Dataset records
☆ ☆ ☆ ☆ ☆

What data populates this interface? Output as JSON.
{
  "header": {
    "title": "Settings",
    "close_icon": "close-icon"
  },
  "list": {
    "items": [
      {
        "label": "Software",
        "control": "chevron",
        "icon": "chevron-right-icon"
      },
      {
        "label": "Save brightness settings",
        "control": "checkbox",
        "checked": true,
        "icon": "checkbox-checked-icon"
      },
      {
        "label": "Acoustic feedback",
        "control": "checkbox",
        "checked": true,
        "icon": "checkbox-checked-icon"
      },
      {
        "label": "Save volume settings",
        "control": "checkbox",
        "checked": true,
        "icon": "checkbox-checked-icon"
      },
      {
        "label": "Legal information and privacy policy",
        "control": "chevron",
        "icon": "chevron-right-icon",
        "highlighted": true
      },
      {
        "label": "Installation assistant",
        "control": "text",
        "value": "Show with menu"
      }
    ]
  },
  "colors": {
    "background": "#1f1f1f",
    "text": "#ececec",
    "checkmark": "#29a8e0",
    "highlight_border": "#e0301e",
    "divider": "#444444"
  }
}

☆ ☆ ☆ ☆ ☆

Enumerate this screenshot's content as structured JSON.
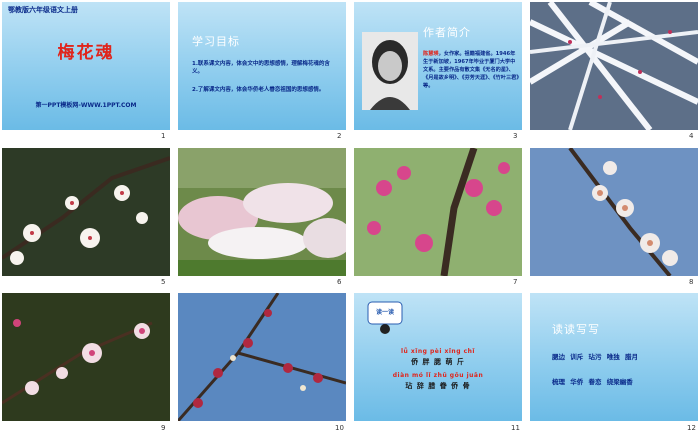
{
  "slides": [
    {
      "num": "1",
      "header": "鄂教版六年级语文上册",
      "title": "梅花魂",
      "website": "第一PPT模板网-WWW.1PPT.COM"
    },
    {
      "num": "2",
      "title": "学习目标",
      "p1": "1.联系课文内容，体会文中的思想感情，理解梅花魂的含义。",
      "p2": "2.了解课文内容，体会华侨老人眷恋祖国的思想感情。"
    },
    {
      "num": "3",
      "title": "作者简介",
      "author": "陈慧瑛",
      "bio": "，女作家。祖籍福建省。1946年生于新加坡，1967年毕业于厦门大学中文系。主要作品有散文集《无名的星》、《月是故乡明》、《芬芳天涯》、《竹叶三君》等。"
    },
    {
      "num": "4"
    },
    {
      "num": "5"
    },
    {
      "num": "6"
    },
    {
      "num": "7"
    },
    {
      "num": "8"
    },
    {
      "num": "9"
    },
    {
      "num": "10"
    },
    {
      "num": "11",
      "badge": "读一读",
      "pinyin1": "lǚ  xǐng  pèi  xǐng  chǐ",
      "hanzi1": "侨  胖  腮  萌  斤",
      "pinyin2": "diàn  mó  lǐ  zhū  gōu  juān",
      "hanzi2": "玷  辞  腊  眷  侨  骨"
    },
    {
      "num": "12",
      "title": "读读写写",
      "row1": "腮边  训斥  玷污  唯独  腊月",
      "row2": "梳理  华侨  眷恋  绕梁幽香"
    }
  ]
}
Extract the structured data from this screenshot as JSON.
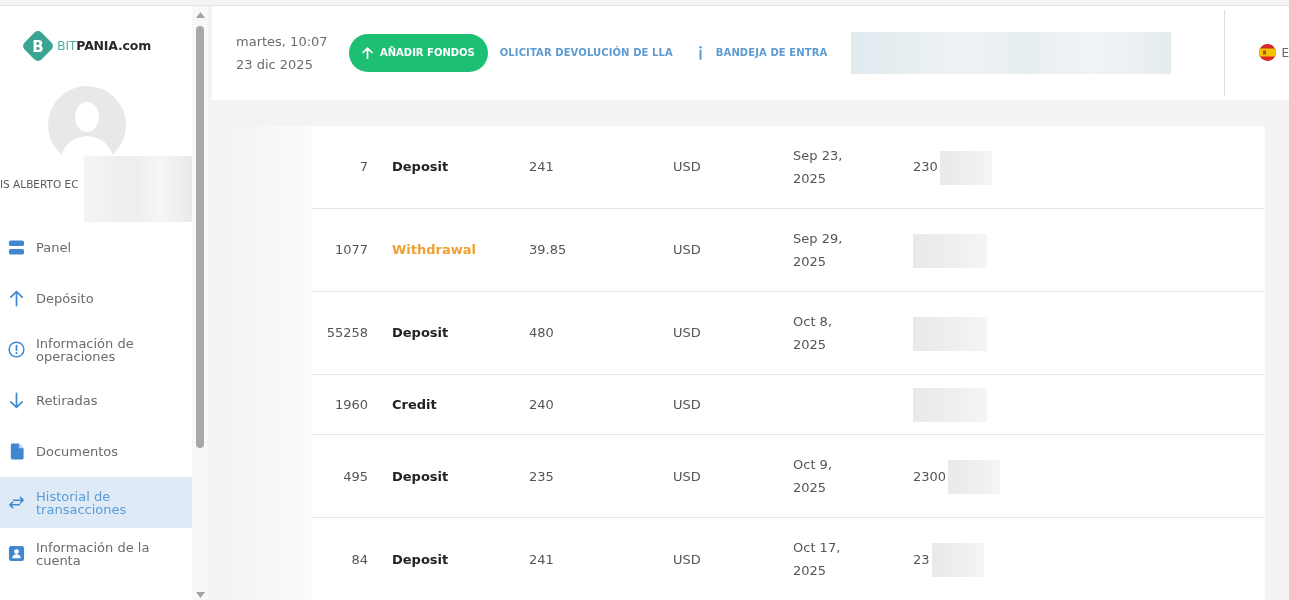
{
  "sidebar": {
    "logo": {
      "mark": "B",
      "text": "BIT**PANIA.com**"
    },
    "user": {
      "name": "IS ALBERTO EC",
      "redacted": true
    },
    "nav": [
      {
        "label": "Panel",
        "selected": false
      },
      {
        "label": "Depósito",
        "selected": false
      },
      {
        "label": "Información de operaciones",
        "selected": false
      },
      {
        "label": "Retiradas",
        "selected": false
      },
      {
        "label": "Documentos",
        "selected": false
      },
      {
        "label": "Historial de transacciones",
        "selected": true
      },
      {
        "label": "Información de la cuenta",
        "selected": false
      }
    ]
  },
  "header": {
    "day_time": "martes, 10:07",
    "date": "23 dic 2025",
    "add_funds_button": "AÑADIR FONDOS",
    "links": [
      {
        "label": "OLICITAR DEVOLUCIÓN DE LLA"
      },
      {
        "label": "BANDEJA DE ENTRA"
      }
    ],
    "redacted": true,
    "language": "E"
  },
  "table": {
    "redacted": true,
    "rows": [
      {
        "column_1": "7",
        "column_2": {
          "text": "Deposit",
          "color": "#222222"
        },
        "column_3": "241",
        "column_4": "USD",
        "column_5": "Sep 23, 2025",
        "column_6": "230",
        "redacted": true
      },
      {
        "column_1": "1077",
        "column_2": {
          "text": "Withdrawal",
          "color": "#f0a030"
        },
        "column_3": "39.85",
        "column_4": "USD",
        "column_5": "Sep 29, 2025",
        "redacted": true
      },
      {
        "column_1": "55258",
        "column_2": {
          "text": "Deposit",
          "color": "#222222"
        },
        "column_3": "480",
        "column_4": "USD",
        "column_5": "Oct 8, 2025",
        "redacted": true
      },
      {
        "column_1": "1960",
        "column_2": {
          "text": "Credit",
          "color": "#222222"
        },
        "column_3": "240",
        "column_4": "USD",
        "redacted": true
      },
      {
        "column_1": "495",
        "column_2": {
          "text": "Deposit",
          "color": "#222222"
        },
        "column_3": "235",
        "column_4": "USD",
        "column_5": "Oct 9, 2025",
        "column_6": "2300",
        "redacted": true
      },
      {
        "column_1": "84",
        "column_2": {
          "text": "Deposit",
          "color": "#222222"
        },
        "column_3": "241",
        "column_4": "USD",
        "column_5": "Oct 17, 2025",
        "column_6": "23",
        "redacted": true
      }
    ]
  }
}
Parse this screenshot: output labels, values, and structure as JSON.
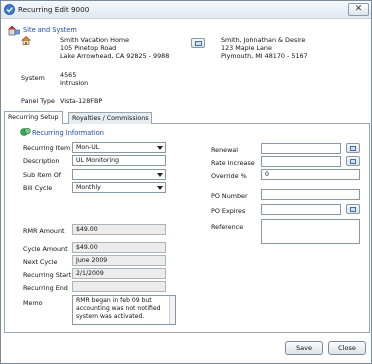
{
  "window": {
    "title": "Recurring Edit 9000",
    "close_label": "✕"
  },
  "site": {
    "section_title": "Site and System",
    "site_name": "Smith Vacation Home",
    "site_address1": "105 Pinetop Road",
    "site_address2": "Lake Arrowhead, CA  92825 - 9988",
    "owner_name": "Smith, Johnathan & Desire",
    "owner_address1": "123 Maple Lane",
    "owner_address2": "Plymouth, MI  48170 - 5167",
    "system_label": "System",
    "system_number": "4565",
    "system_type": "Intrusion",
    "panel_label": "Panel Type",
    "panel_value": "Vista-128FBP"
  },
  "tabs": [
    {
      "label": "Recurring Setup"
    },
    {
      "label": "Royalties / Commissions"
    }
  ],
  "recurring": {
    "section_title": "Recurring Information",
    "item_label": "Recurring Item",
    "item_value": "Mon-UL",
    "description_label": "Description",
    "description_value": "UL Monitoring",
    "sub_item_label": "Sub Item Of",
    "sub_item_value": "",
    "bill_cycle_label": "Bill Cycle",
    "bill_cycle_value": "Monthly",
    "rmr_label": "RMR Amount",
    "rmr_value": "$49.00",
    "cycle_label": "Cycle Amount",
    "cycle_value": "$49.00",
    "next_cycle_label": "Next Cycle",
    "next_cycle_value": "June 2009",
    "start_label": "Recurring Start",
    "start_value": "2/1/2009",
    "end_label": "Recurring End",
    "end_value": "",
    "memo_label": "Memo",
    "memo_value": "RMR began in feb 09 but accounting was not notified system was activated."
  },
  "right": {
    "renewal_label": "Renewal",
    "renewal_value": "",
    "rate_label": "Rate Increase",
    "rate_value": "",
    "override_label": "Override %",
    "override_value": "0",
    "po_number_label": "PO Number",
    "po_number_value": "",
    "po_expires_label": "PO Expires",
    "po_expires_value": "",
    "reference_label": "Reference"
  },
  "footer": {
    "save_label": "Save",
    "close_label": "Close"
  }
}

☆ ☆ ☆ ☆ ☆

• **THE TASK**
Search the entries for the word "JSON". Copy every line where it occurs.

• **FINISHED TASK**
What data populates this interface? Output as JSON.
Enumerate this screenshot's content as structured JSON.
Extract the structured data from this screenshot as JSON.
Parse this screenshot: output labels, values, and structure as JSON.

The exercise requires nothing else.